    Is There Anything Good About Men?: How Cultures Flourish by Exploiting Men
    while finding the larger MRA/MGTOW community and I am now most at home with them, and have learnt immensely from them.. i have learnt the biological and psychological underpinnings that make society favour women.. for e.g Women are wonderful and so on and so forth. As the brilliant James Onen put forth:

    My observation is that the Men’s Right Movement is doing to feminism today what New Atheism was doing to religion in the 2000s – i.e. debunking it, openly and boldly. There is much discussion among them about the ideology of feminism through a skeptical examination of feminism’s (outrageous) claims, a reality based analysis of human nature as applied to interaction between the genders, etc. I find it to be a refreshing community of men AND WOMEN who don’t give a damn what people call them, but recognize that there is a deliberate and concerted effort to demonize men, and infantilize (rather than empower) women, by feminism…
    MRAs are doing to feminism what “skeptics” should be doing – i.e. placing under critical scrutiny, and exposing the inherent flaws within the ideology.

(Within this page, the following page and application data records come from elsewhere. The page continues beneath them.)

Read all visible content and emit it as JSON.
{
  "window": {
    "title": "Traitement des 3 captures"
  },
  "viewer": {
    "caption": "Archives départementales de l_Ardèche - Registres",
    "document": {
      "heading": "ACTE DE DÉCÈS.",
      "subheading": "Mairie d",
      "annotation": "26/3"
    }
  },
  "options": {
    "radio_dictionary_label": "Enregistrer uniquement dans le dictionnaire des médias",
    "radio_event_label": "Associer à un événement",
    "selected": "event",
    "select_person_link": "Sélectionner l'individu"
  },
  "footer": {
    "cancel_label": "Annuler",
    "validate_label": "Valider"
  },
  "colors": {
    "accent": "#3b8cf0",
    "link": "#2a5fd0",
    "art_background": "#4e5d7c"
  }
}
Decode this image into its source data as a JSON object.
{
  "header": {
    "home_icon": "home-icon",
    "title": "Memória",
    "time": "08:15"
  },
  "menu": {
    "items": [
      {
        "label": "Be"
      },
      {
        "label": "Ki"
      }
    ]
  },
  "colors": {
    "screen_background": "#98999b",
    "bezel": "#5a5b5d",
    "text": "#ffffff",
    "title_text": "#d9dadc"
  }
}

    In the end, what baffled me is that the atheist and skeptic communities which pride themselves on evidence based work.. are just so clueless these biases, historical knowledge etc. Or maybe they are not clueless.. but are scared to talk about it (maybe thats why Dawkins shut up). They are pussified. The way emasculated FTB-males behave disgusts me.

    Maria’s blog is one of the few blogs that I read. She has courage to say things and examine biases that nobody else is doing. for e.g the acknowledgement of mens pain.. and the comment earlier about women’s sexual power..which they arent going to give up anytime. (I also read the Prussian’s blog. I look for diversity of opinions which challenge our beliefs. The overdose of US modern-liberal viewpoints bores me.. so The Prussian’s classical-liberal viewpoints excite me.. maybe because I am also one LOL)

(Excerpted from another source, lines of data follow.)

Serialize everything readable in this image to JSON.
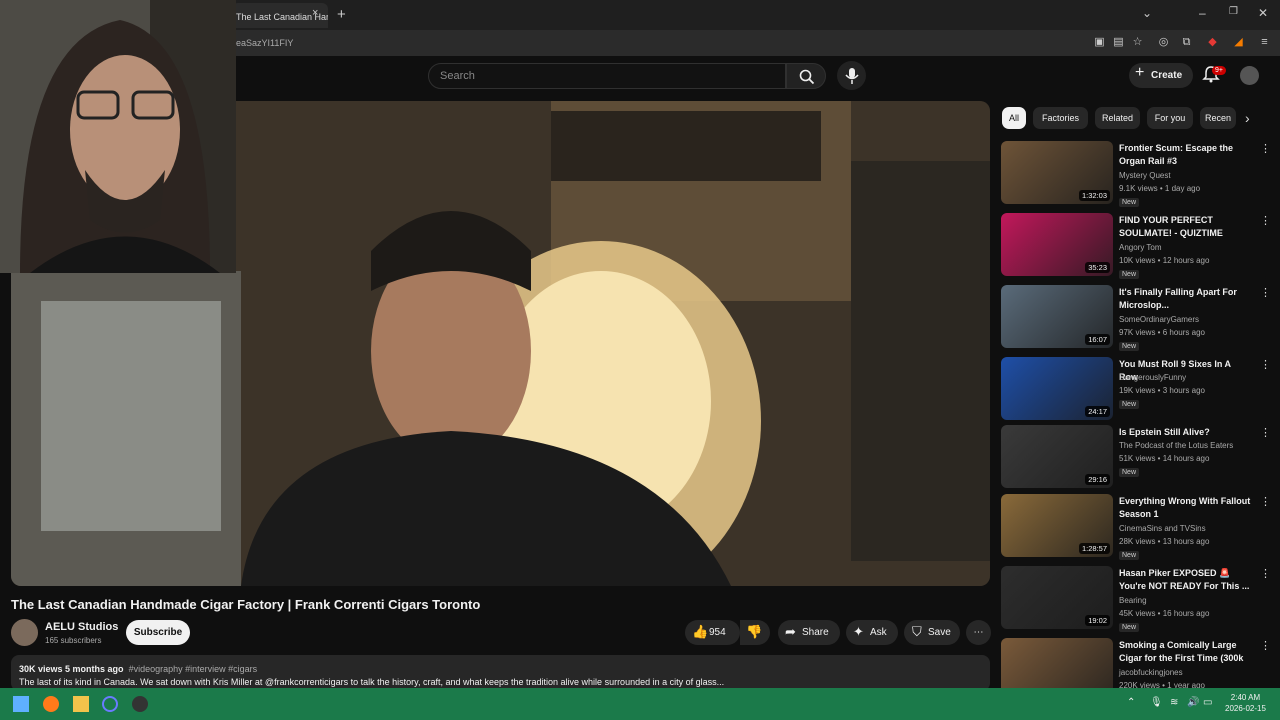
{
  "browser": {
    "tab_title": "The Last Canadian Han",
    "close_glyph": "×",
    "newtab_glyph": "+",
    "url_fragment": "eaSazYI11FIY"
  },
  "header": {
    "search_placeholder": "Search",
    "create_label": "Create",
    "notification_count": "9+"
  },
  "video": {
    "title": "The Last Canadian Handmade Cigar Factory | Frank Correnti Cigars Toronto",
    "channel": "AELU Studios",
    "subscribers": "165 subscribers",
    "subscribe_label": "Subscribe",
    "likes": "954",
    "share_label": "Share",
    "ask_label": "Ask",
    "save_label": "Save",
    "views_age": "30K views  5 months ago",
    "tags": "#videography #interview #cigars",
    "description": "The last of its kind in Canada. We sat down with Kris Miller at @frankcorrenticigars to talk the history, craft, and what keeps the tradition alive while surrounded in a city of glass..."
  },
  "chips": [
    "All",
    "Factories",
    "Related",
    "For you",
    "Recen"
  ],
  "recommendations": [
    {
      "title": "Frontier Scum: Escape the Organ Rail #3",
      "channel": "Mystery Quest",
      "meta": "9.1K views • 1 day ago",
      "duration": "1:32:03",
      "badge": "New",
      "color": "#6e5438"
    },
    {
      "title": "FIND YOUR PERFECT SOULMATE! - QUIZTIME",
      "channel": "Angory Tom",
      "meta": "10K views • 12 hours ago",
      "duration": "35:23",
      "badge": "New",
      "color": "#c2185b"
    },
    {
      "title": "It's Finally Falling Apart For Microslop...",
      "channel": "SomeOrdinaryGamers",
      "meta": "97K views • 6 hours ago",
      "duration": "16:07",
      "badge": "New",
      "color": "#5a6b7a"
    },
    {
      "title": "You Must Roll 9 Sixes In A Row",
      "channel": "DangerouslyFunny",
      "meta": "19K views • 3 hours ago",
      "duration": "24:17",
      "badge": "New",
      "color": "#1e4fa8"
    },
    {
      "title": "Is Epstein Still Alive?",
      "channel": "The Podcast of the Lotus Eaters",
      "meta": "51K views • 14 hours ago",
      "duration": "29:16",
      "badge": "New",
      "color": "#3a3a3a"
    },
    {
      "title": "Everything Wrong With Fallout Season 1",
      "channel": "CinemaSins  and TVSins",
      "meta": "28K views • 13 hours ago",
      "duration": "1:28:57",
      "badge": "New",
      "color": "#8a6a3a"
    },
    {
      "title": "Hasan Piker EXPOSED 🚨 You're NOT READY For This ...",
      "channel": "Bearing",
      "meta": "45K views • 16 hours ago",
      "duration": "19:02",
      "badge": "New",
      "color": "#2d2d2d"
    },
    {
      "title": "Smoking a Comically Large Cigar for the First Time (300k ...",
      "channel": "jacobfuckingjones",
      "meta": "220K views • 1 year ago",
      "duration": "",
      "badge": "",
      "color": "#7a5a3a"
    }
  ],
  "taskbar": {
    "time": "2:40 AM",
    "date": "2026-02-15"
  },
  "colors": {
    "taskbar": "#1b7a4a",
    "youtube_red": "#cc0000"
  }
}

    After that long rant: I would appreciate it if you can blog about the below..

    “Political Correctness”: PC is the modern plague, and I have read about its origins in “Cultural Marxism”. This is something only those on the Right are wiling to talk about.. and the Left (SPLC) has even dismissed as a conspiracy theory. This is a great topic for skeptics.

    Nietzsche: In his works he has said that Religion will be replaced by other dogmatic movements.. and the world will be plagued by wars over those dogmatic movements. Great predictions. I think atheism will do well with a popularization of his thought.

  • Please excuse my ignorance. I don’t really know what to do here…does this mean I should have my own blog someplace and have it listed here?

    • bluharmony

      Sure, if it’s a blog I like. 🙂